The July 24 Metro article “Jealous, Hogan clash on health care” exposed the missing link in our state (and national) debate on health care: It is about cost, not care. It is about quantity, not quality. “Single-payer” is by its nature socialized health care. Okay. But I know socialized medicine, as a common soldier in the Army and as a U.S. diplomat who used a “VIP” clinic in a socialist country. Socialized medicine? No, thank you. Would socialized medicine be different here? Is it worth taking into consideration when debating the pros and cons of a “single-payer” health system what you would get with government’s trickle-down health care? “Medicare for all” is wishful thinking.

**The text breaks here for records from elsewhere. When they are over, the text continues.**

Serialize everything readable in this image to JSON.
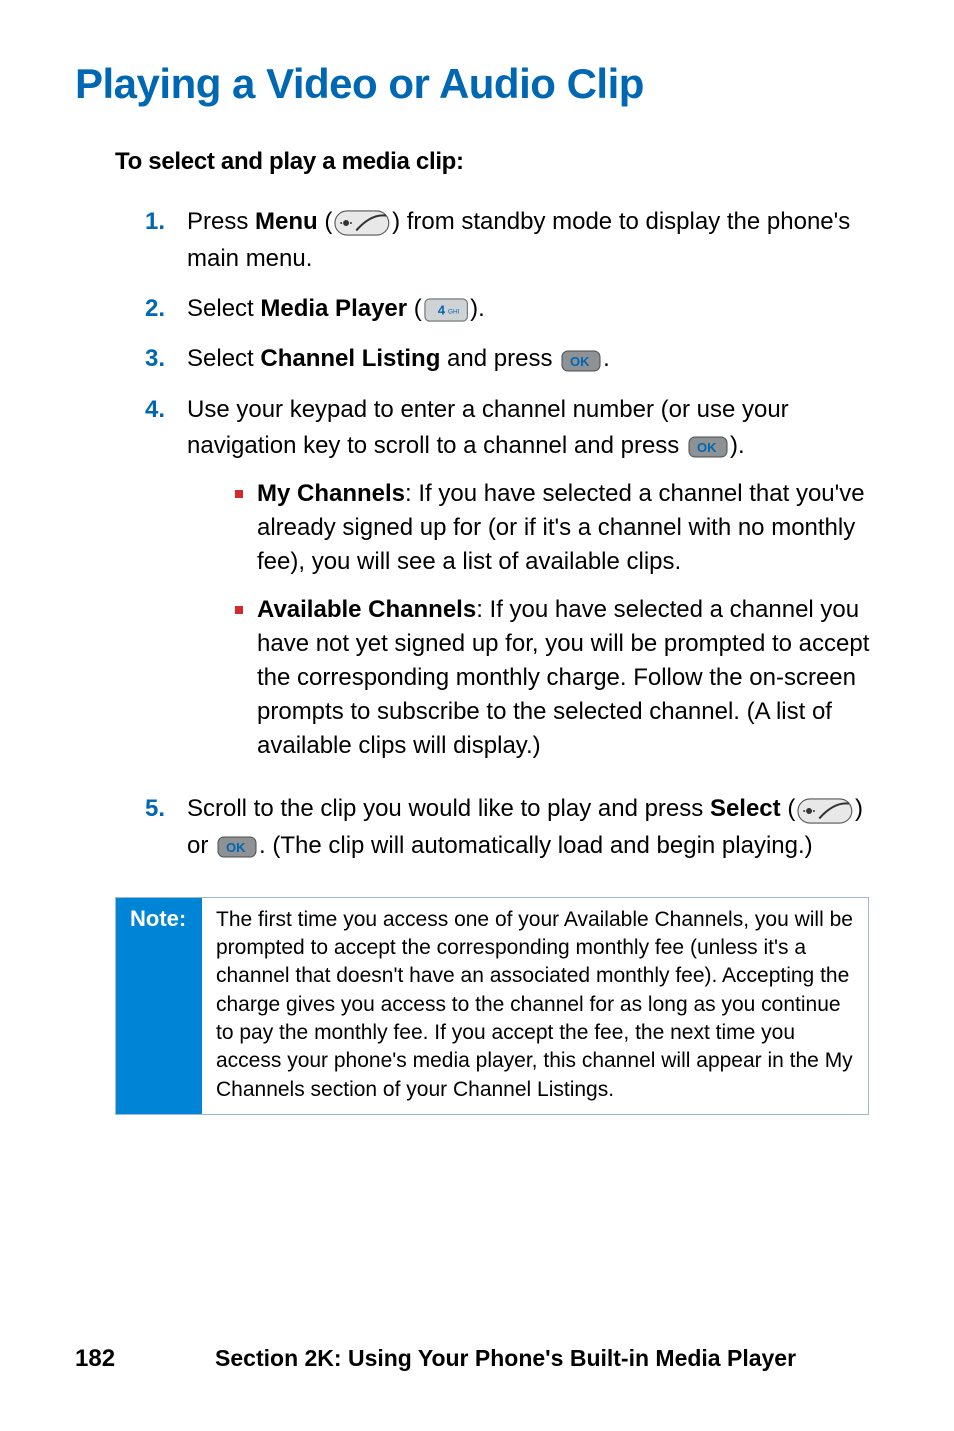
{
  "title": "Playing a Video or Audio Clip",
  "subtitle": "To select and play a media clip:",
  "steps": {
    "s1": {
      "num": "1.",
      "pre": "Press ",
      "bold1": "Menu",
      "mid": " (",
      "post": ") from standby mode to display the phone's main menu."
    },
    "s2": {
      "num": "2.",
      "pre": "Select ",
      "bold1": "Media Player",
      "mid": " (",
      "post": ")."
    },
    "s3": {
      "num": "3.",
      "pre": "Select ",
      "bold1": "Channel Listing",
      "mid": " and press ",
      "post": "."
    },
    "s4": {
      "num": "4.",
      "line1a": "Use your keypad to enter a channel number (or use your navigation key to scroll to a channel and press ",
      "line1b": ").",
      "b1_bold": "My Channels",
      "b1_text": ": If you have selected a channel that you've already signed up for (or if it's a channel with no monthly fee), you will see a list of available clips.",
      "b2_bold": "Available Channels",
      "b2_text": ": If you have selected a channel you have not yet signed up for, you will be prompted to accept the corresponding monthly charge. Follow the on-screen prompts to subscribe to the selected channel. (A list of available clips will display.)"
    },
    "s5": {
      "num": "5.",
      "pre": "Scroll to the clip you would like to play and press ",
      "bold1": "Select",
      "mid1": " (",
      "mid2": ") or ",
      "post": ". (The clip will automatically load and begin playing.)"
    }
  },
  "note": {
    "label": "Note:",
    "body": "The first time you access one of your Available Channels, you will be prompted to accept the corresponding monthly fee (unless it's a channel that doesn't have an associated monthly fee). Accepting the charge gives you access to the channel for as long as you continue to pay the monthly fee. If you accept the fee, the next time you access your phone's media player, this channel will appear in the My Channels section of your Channel Listings."
  },
  "footer": {
    "page": "182",
    "section": "Section 2K: Using Your Phone's Built-in Media Player"
  },
  "icons": {
    "softkey": "phone-softkey-icon",
    "ok": "ok-button-icon",
    "key4": "keypad-4-icon"
  }
}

It would be “Medicaid for all.”

The article mentioned that a University of Massachusetts at Amherst study concluded that California’s single-payer proposal “could provide decent health care for all California residents while still reducing net overall costs. ” What does “decent” mean? Does England have decent health care? It certainly is not enviable. Does Canada contribute significantly to the discovery of new advances in medicine and lifesaving drugs? Or does its enviable health-care system depend upon American contributions in the field of medicine? Who would determine the value of health care in terms of it being “adequate” or “decent”? Why, the government would make this judgment. Taking in cost savings, of course. By the way, how’s the Trump administration doing on health care? Cost, not care. Quantity, not quality.

John Conradis, Chevy Chase